  • 3-room flat
    in the city centre: approx. 2.300€
  • 3-room flat
    outside the city centre: approx. 1.700€

Since many workers in Switzerland live outside the cities due to the high city centre rental prices, they have to travel longer distances by bus or car every day. This results in an average of around €650 in additional costs each month.

Food prices are also significantly higher than in Germany, by as much as 20-30%.



How do I find a suitable flat in Switzerland?


Unless your new employer supports you in your search, you should hire an estate agent to find suitable accommodation. In particular, the high demand for flats in cities such as Zurich or Geneva makes finding accommodation a challenge, so we advise you to seek assistance.

The accommodation options in Switzerland are very diverse - from very simple accommodation to luxurious flats, everything is available. UTS Germany will be happy to help you with your selection, contact us!

Food prices

Average food prices in Swiss supermarket chains (converted to EUR)


  • 1l milk - approx. 1,70€

  • 500g bread - approx. 3,15€

  • 1kg rice - approx. 3,00€

  • 12 eggs - approx. 6,00€

  • 1kg cheese - approx. 25,00€
uts umzuege schweiz umzug lebensmitelpreise

Due to the high food prices, it is worthwhile to live near the border in order to benefit from the cheaper German prices. However, not only food is noticeably more expensive, but also leisure activities such as a visit to the cinema costs almost twice as much as here in Germany, at just under 20€. Even a visit to a simple restaurant can quickly cost around €26 per person.

The move to Switzerland should therefore be well calculated from the outset and take into account all the expected additional and incidental costs. Your UTS expert will be happy to help you with this.


Driving in Switzerland

Transcribing your driving licence


First the good news: The German driving licence is also valid in Switzerland. However, the driving licence must be transferred to a Swiss driving licence within the next 12 months after immigration. This is because the German driving licence loses its validity after one year. Ideally, the driving licence should be transferred when the imported vehicle is re-registered. This is because it is not possible to drive your own vehicle with Swiss licence plates with a German driving licence anyway. Conversely, it is also not possible to drive your own car with German licence plates with a Swiss driving licence.

But how do I change my driving licence?
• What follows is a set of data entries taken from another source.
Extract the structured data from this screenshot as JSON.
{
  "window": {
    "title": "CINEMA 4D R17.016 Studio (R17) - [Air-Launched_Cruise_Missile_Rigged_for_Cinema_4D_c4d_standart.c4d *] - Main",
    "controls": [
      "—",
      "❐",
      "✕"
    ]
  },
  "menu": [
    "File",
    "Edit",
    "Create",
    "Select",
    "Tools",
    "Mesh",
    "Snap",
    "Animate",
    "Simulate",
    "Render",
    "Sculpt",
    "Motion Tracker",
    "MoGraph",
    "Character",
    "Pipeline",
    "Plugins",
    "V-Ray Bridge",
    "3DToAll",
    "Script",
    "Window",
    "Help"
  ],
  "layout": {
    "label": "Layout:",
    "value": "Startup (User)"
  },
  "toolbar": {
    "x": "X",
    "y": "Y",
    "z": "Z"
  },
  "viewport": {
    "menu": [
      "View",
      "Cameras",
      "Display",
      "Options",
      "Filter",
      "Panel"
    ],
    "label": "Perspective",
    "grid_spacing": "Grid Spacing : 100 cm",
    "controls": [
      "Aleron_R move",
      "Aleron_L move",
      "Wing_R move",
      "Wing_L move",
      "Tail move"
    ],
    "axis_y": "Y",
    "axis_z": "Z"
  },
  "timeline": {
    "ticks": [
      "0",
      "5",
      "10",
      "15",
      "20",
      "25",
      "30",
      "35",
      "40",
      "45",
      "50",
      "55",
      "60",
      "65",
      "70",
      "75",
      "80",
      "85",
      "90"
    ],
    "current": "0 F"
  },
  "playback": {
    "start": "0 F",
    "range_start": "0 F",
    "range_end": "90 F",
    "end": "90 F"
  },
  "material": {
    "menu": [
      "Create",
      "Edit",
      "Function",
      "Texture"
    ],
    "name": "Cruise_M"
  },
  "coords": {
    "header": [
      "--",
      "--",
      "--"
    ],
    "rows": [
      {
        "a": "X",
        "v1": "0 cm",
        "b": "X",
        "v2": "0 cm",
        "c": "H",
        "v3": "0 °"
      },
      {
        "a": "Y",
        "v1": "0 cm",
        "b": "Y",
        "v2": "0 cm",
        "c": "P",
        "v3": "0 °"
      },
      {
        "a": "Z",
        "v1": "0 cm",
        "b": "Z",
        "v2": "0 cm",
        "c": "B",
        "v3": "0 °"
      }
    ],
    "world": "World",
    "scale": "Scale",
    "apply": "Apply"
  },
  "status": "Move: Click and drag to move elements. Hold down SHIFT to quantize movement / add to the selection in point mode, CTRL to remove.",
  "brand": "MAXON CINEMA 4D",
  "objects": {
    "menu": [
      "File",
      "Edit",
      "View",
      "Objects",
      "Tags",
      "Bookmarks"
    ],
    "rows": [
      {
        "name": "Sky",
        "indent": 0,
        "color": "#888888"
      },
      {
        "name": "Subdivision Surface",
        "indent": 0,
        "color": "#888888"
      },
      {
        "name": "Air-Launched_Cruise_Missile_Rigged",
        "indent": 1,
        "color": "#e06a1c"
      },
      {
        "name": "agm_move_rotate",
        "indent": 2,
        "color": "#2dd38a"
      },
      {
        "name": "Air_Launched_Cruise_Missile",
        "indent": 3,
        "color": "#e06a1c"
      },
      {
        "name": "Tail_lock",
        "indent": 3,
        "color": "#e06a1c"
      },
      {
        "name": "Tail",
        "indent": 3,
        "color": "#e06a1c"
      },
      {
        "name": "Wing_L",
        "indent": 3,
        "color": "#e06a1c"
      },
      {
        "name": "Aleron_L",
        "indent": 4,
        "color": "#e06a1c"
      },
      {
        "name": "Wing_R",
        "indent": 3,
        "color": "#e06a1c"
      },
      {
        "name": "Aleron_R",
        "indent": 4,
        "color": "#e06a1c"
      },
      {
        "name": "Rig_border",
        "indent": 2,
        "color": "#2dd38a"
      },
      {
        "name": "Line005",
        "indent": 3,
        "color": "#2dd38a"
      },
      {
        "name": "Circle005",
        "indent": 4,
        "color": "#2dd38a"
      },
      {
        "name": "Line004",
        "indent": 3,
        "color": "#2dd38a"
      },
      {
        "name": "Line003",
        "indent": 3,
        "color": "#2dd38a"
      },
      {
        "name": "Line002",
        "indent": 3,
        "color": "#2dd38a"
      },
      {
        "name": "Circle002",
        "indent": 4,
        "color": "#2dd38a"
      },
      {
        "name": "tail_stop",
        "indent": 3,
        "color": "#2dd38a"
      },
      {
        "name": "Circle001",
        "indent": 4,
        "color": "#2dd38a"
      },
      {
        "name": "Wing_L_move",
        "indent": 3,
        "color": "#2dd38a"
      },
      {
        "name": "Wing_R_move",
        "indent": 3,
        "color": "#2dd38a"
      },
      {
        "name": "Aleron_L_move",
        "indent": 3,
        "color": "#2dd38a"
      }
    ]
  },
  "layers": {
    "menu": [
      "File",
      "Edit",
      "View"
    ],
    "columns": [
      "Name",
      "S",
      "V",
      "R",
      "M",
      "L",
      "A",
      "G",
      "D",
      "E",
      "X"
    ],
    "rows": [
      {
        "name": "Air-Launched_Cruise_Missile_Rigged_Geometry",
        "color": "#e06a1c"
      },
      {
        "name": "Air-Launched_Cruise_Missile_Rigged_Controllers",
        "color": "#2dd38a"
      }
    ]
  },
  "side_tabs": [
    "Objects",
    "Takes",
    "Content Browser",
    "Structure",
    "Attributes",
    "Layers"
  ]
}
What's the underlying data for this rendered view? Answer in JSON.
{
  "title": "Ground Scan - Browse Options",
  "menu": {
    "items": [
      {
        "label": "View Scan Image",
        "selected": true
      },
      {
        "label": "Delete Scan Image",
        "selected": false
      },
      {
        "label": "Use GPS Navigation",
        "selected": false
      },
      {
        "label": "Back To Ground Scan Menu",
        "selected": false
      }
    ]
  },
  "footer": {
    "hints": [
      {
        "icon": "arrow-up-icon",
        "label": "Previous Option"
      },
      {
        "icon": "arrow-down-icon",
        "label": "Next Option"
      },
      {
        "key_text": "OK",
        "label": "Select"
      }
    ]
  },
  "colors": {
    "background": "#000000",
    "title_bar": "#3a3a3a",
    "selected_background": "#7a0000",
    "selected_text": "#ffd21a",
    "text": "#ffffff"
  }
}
You can apply for a Swiss driving licence at the competent traffic office. The cost of issuing and exchanging the new driving licence is around CHF 90. The following documents are required:

  • Application form (available from the cantonal traffic office, often also online as a download)

  • Original German driving licence

  • Copy of the foreigner's identity card

  • Passport photo (dimensions 35 x 45 mm)

  • Eye test (confirmation required on the application form)


If you have any further questions, please do not hesitate to contact the UTS team.

uts umzuege schweiz umzug autofahren

Re-registering your car

You must re-register your car after one year in Switzerland at the latest. If, on the other hand, you have just bought a new car, it must be re-registered after just one month. The re-registration is carried out by the road traffic office.

Necessary documents

  • Inspection report issued by customs
  • Proof of liability insurance
  • Emissions booklet
  • Foreign vehicle registration document and vehicle title Confirmation of customs clearance
  • Technical information on the car (e.g. service booklet)
  • Residence permit (original document)
Pfeil Icon